GSA issued the SFO on June 28, 1988, calling for a minimum of 37,780 to a maximum of 40,000 net usable square feet of office and related space for use by BLM. On January 18, 1990, GSA awarded lease No. G5-10 B-05534 for 39,320 square feet to Van Auker, following several rounds of negotiations in which Schuerman participated. On February 2, Schuerman protested the award of the lease to our Office, arguing that GSA had improperly failed to reopen discussions after the closing date for receipt of best and final offers (BAFO), in order to consider a lower-priced offer from Schuerman. We denied that protest in Schuerman Dev. Co., B-238464, Apr. 25, 1990, 90-1 CPD Para. 423, where we specifically found that GSA reasonably decided not to reopen negotiations with all offerors merely to consider Schuerman's reduced offer, which was submitted more than 4 months after the closing date for receipt of BAFOs.

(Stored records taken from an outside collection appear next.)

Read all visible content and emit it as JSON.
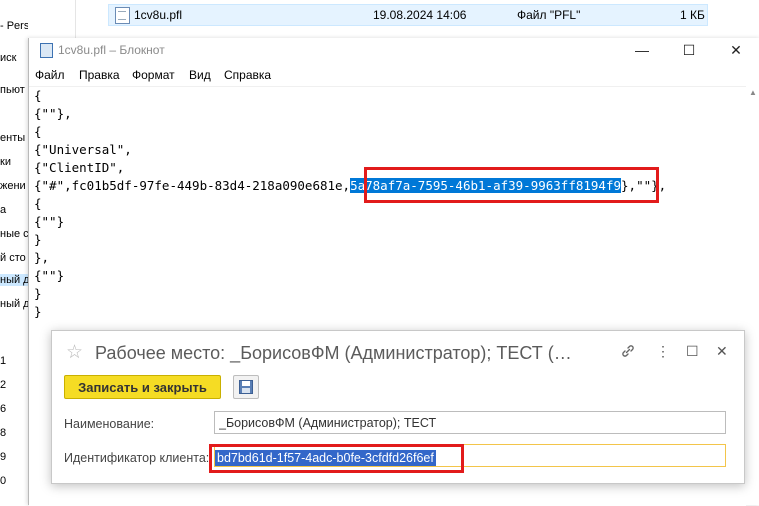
{
  "explorer": {
    "sidebar_items": [
      "- Personal",
      "иск",
      "пьют",
      "енты",
      "ки",
      "жени",
      "а",
      "ные с",
      "й сто",
      "ный д",
      "ный д"
    ],
    "sidebar_numbers": [
      "1",
      "2",
      "6",
      "8",
      "9",
      "0"
    ],
    "file": {
      "name": "1cv8u.pfl",
      "modified": "19.08.2024 14:06",
      "type": "Файл \"PFL\"",
      "size": "1 КБ"
    }
  },
  "notepad": {
    "title": "1cv8u.pfl – Блокнот",
    "window_controls": {
      "minimize": "—",
      "maximize": "☐",
      "close": "✕"
    },
    "menu": [
      "Файл",
      "Правка",
      "Формат",
      "Вид",
      "Справка"
    ],
    "lines": [
      "{",
      "{\"\"},",
      "{",
      "{\"Universal\",",
      "{\"ClientID\",",
      "{\"#\",fc01b5df-97fe-449b-83d4-218a090e681e,",
      "{",
      "{\"\"}",
      "}",
      "},",
      "{\"\"}",
      "}",
      "}"
    ],
    "selected_text": "5a78af7a-7595-46b1-af39-9963ff8194f9",
    "line_suffix": "},\"\"},"
  },
  "dialog": {
    "title": "Рабочее место: _БорисовФМ (Администратор); ТЕСТ (…",
    "save_close_label": "Записать и закрыть",
    "icons": {
      "star": "☆",
      "link": "🔗",
      "more": "⋮",
      "maximize": "☐",
      "close": "✕"
    },
    "name_label": "Наименование:",
    "name_value": "_БорисовФМ (Администратор); ТЕСТ",
    "client_id_label": "Идентификатор клиента:",
    "client_id_value": "bd7bd61d-1f57-4adc-b0fe-3cfdfd26f6ef"
  },
  "colors": {
    "highlight_box": "#e21b1b",
    "selection": "#0078d7",
    "button_yellow": "#f5dc24"
  }
}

On or around August 9, 1990, Schuerman filed a motion for permanent injunctive relief in the United States District Court for the District of Columbia, arguing that GSA's decision not to reopen negotiations with all offerors following receipt of its lower offer was not reasonably based. Schuerman Dev. Co. v. United States, CA No. 90 1085. On October 26, the district court denied Schuerman's motion for injunctive relief and granted the government's motion for summary judgment. On November 21, Schuerman appealed to the United States Court of Appeals for the District of Columbia Circuit, Schuerman Dev. Co. v. United States, CA No. 90-5391, where, on January 16, 1991, the government moved for summary affirmance of the district court order. On February 8, Schuerman filed its opposition to the government's motion, arguing that summary affirmance is inappropriate, and requesting that it have the opportunity to fully brief and argue its position. The court has not ruled on these motions.

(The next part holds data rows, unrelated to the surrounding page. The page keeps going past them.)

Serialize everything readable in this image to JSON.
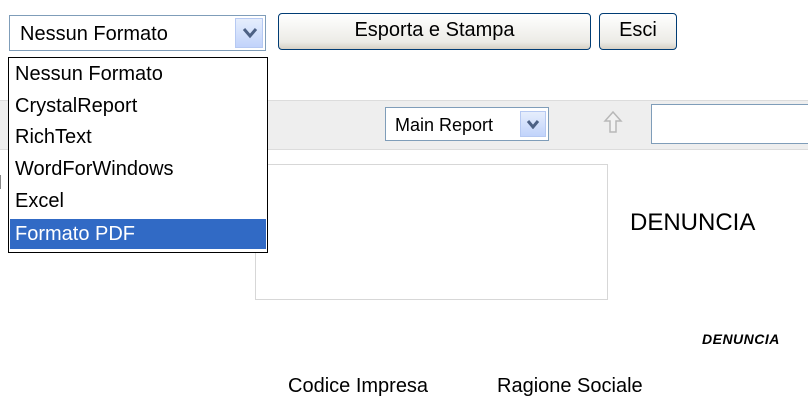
{
  "format_select": {
    "selected": "Nessun Formato",
    "options": [
      "Nessun Formato",
      "CrystalReport",
      "RichText",
      "WordForWindows",
      "Excel",
      "Formato PDF"
    ],
    "highlighted": "Formato PDF"
  },
  "buttons": {
    "export_print": "Esporta e Stampa",
    "exit": "Esci"
  },
  "toolbar": {
    "report_select": "Main Report",
    "search_value": ""
  },
  "report": {
    "title": "DENUNCIA",
    "subtitle": "DENUNCIA",
    "columns": [
      "Codice Impresa",
      "Ragione Sociale"
    ]
  },
  "colors": {
    "highlight": "#316ac5",
    "toolbar_bg": "#eeeeee"
  }
}
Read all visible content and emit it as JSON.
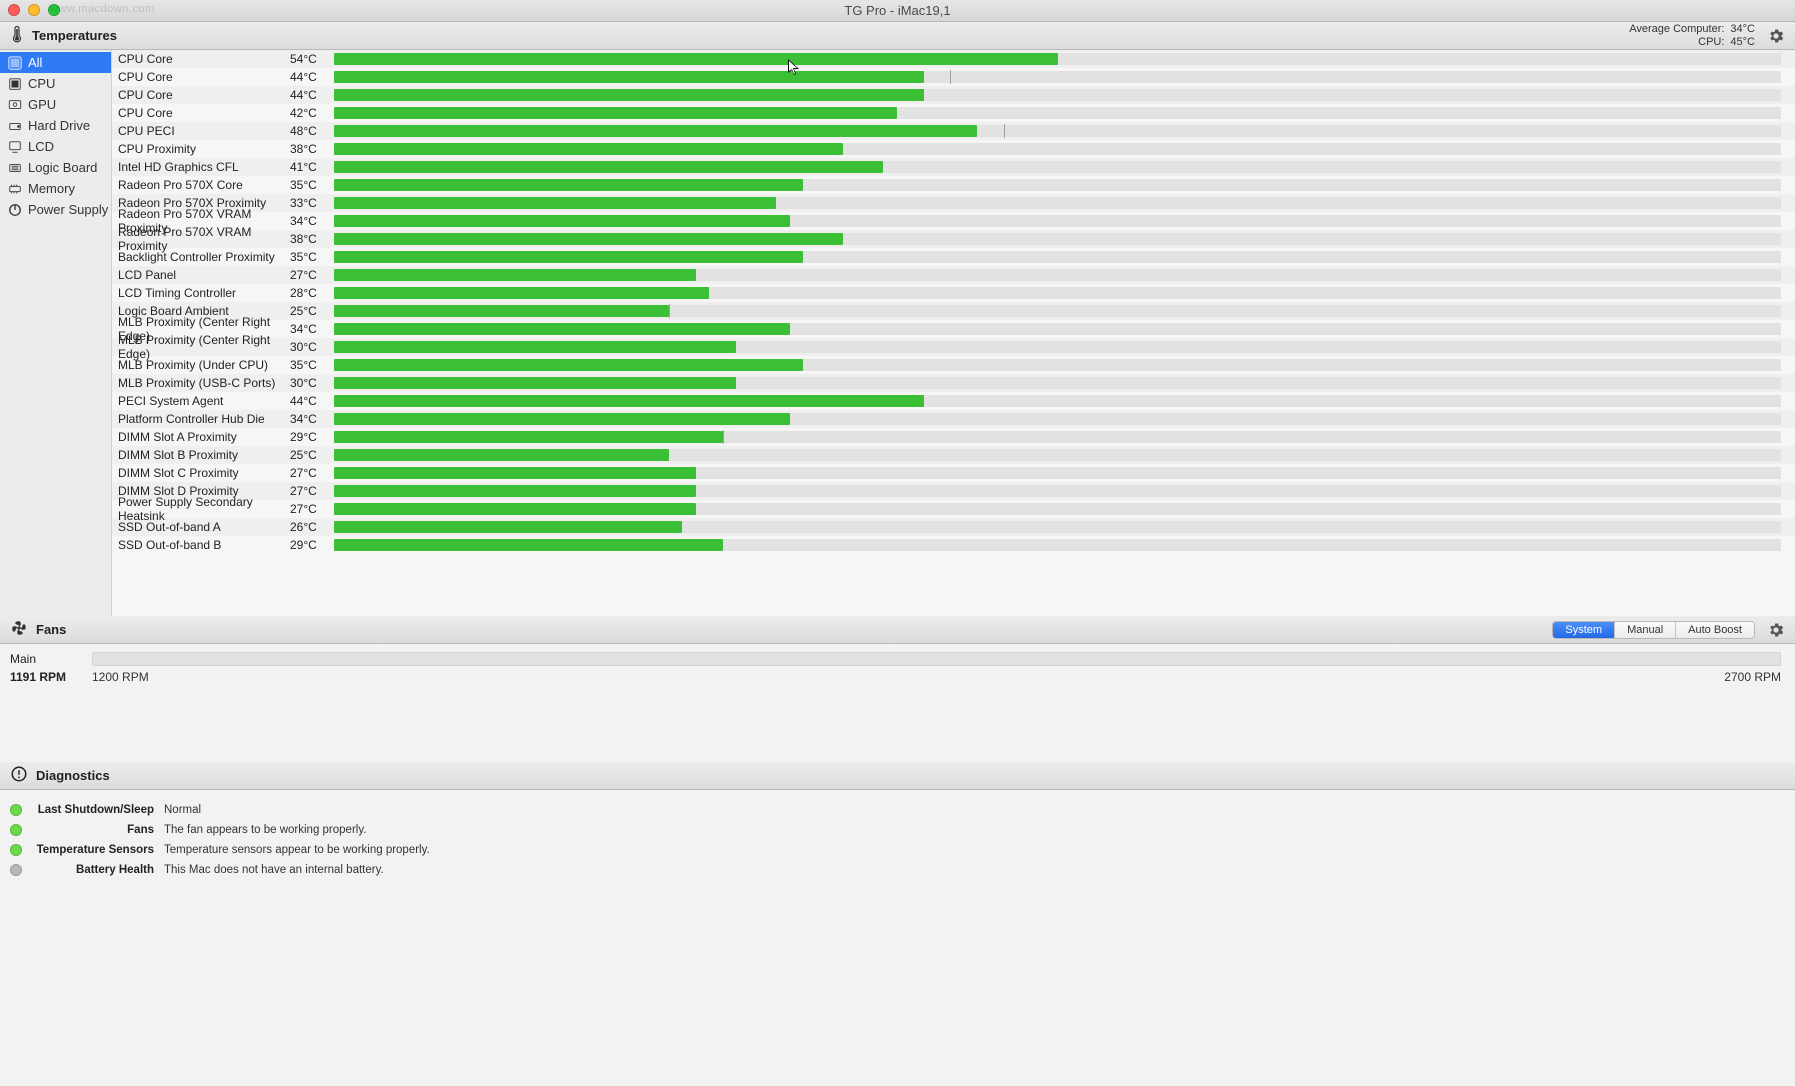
{
  "window": {
    "title": "TG Pro - iMac19,1",
    "watermark": "www.macdown.com"
  },
  "header_temps": {
    "title": "Temperatures",
    "summary": {
      "avg_label": "Average Computer:",
      "avg_value": "34°C",
      "cpu_label": "CPU:",
      "cpu_value": "45°C"
    }
  },
  "sidebar": {
    "items": [
      {
        "label": "All",
        "selected": true
      },
      {
        "label": "CPU",
        "selected": false
      },
      {
        "label": "GPU",
        "selected": false
      },
      {
        "label": "Hard Drive",
        "selected": false
      },
      {
        "label": "LCD",
        "selected": false
      },
      {
        "label": "Logic Board",
        "selected": false
      },
      {
        "label": "Memory",
        "selected": false
      },
      {
        "label": "Power Supply",
        "selected": false
      }
    ]
  },
  "temp_max": 108,
  "sensors": [
    {
      "name": "CPU Core",
      "tempC": 54,
      "tick": null
    },
    {
      "name": "CPU Core",
      "tempC": 44,
      "tick": 46
    },
    {
      "name": "CPU Core",
      "tempC": 44,
      "tick": null
    },
    {
      "name": "CPU Core",
      "tempC": 42,
      "tick": null
    },
    {
      "name": "CPU PECI",
      "tempC": 48,
      "tick": 50
    },
    {
      "name": "CPU Proximity",
      "tempC": 38,
      "tick": null
    },
    {
      "name": "Intel HD Graphics CFL",
      "tempC": 41,
      "tick": null
    },
    {
      "name": "Radeon Pro 570X Core",
      "tempC": 35,
      "tick": null
    },
    {
      "name": "Radeon Pro 570X Proximity",
      "tempC": 33,
      "tick": null
    },
    {
      "name": "Radeon Pro 570X VRAM Proximity",
      "tempC": 34,
      "tick": null
    },
    {
      "name": "Radeon Pro 570X VRAM Proximity",
      "tempC": 38,
      "tick": null
    },
    {
      "name": "Backlight Controller Proximity",
      "tempC": 35,
      "tick": null
    },
    {
      "name": "LCD Panel",
      "tempC": 27,
      "tick": null
    },
    {
      "name": "LCD Timing Controller",
      "tempC": 28,
      "tick": null
    },
    {
      "name": "Logic Board Ambient",
      "tempC": 25,
      "tick": 25
    },
    {
      "name": "MLB Proximity (Center Right Edge)",
      "tempC": 34,
      "tick": null
    },
    {
      "name": "MLB Proximity (Center Right Edge)",
      "tempC": 30,
      "tick": null
    },
    {
      "name": "MLB Proximity (Under CPU)",
      "tempC": 35,
      "tick": null
    },
    {
      "name": "MLB Proximity (USB-C Ports)",
      "tempC": 30,
      "tick": null
    },
    {
      "name": "PECI System Agent",
      "tempC": 44,
      "tick": null
    },
    {
      "name": "Platform Controller Hub Die",
      "tempC": 34,
      "tick": null
    },
    {
      "name": "DIMM Slot A Proximity",
      "tempC": 29,
      "tick": 29
    },
    {
      "name": "DIMM Slot B Proximity",
      "tempC": 25,
      "tick": null
    },
    {
      "name": "DIMM Slot C Proximity",
      "tempC": 27,
      "tick": null
    },
    {
      "name": "DIMM Slot D Proximity",
      "tempC": 27,
      "tick": null
    },
    {
      "name": "Power Supply Secondary Heatsink",
      "tempC": 27,
      "tick": null
    },
    {
      "name": "SSD Out-of-band A",
      "tempC": 26,
      "tick": null
    },
    {
      "name": "SSD Out-of-band B",
      "tempC": 29,
      "tick": null
    }
  ],
  "fans_header": {
    "title": "Fans",
    "segments": [
      {
        "label": "System",
        "selected": true
      },
      {
        "label": "Manual",
        "selected": false
      },
      {
        "label": "Auto Boost",
        "selected": false
      }
    ]
  },
  "fans": [
    {
      "name": "Main",
      "current": "1191 RPM",
      "min": "1200 RPM",
      "max": "2700 RPM"
    }
  ],
  "diag_header": {
    "title": "Diagnostics"
  },
  "diagnostics": [
    {
      "status": "ok",
      "label": "Last Shutdown/Sleep",
      "value": "Normal"
    },
    {
      "status": "ok",
      "label": "Fans",
      "value": "The fan appears to be working properly."
    },
    {
      "status": "ok",
      "label": "Temperature Sensors",
      "value": "Temperature sensors appear to be working properly."
    },
    {
      "status": "na",
      "label": "Battery Health",
      "value": "This Mac does not have an internal battery."
    }
  ]
}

It is our policy not to decide protests where the matter involved is the subject of litigation before a court of competent jurisdiction, unless the court requests our decision. 4 C.F.R. Sec. 21.9(a); Blue Cross and Blue Shield of Maryland, Inc., B-234579, May 16, 1989, 89-1 CPD Para. 466. Even where the issues before a court are not the same issues which a protester is attempting to raise in our Office, if the court's disposition of a matter before it would render a decision of our Office academic, we will not consider the protest while the matter is pending before the court, unless the court expresses an interest in our opinion. See 4 C.F.R. Sec. 21.3(m)(11); Electronic Sys. Assoc., Inc.-- Recon., B-235323.2; B-235323.3, June 23, 1989, 89-1 CPD Para. 596.

Although the issue raised by Schuerman's protest-- that GSA improperly increased the amount of office space required under the lease awarded to Van Auker-- was not specifically raised in the litigation, disposition of the matter before the court could render a decision of our Office academic, since Schuerman's new contentions are inextricably related to the relief it seeks in its court action. For example, the court could ultimately accept Schuerman's position and direct GSA to take corrective action and reopen negotiations for the lease, which could include the additional space GSA now requires. Since a court order could render academic any decision of this Office on the matters raised by Schuerman's protest, it is inappropriate for our Office to consider Schuerman's protest. See Falcon Microsystems, Inc., B-242555, Feb. 20, 1991, 91-1 CPD Para. 194.

The protest is dismissed.

/1/ GSA states that following award of the original lease to Van Auker, additional office space was required within the same building to house new programs subsequently assigned to BLM.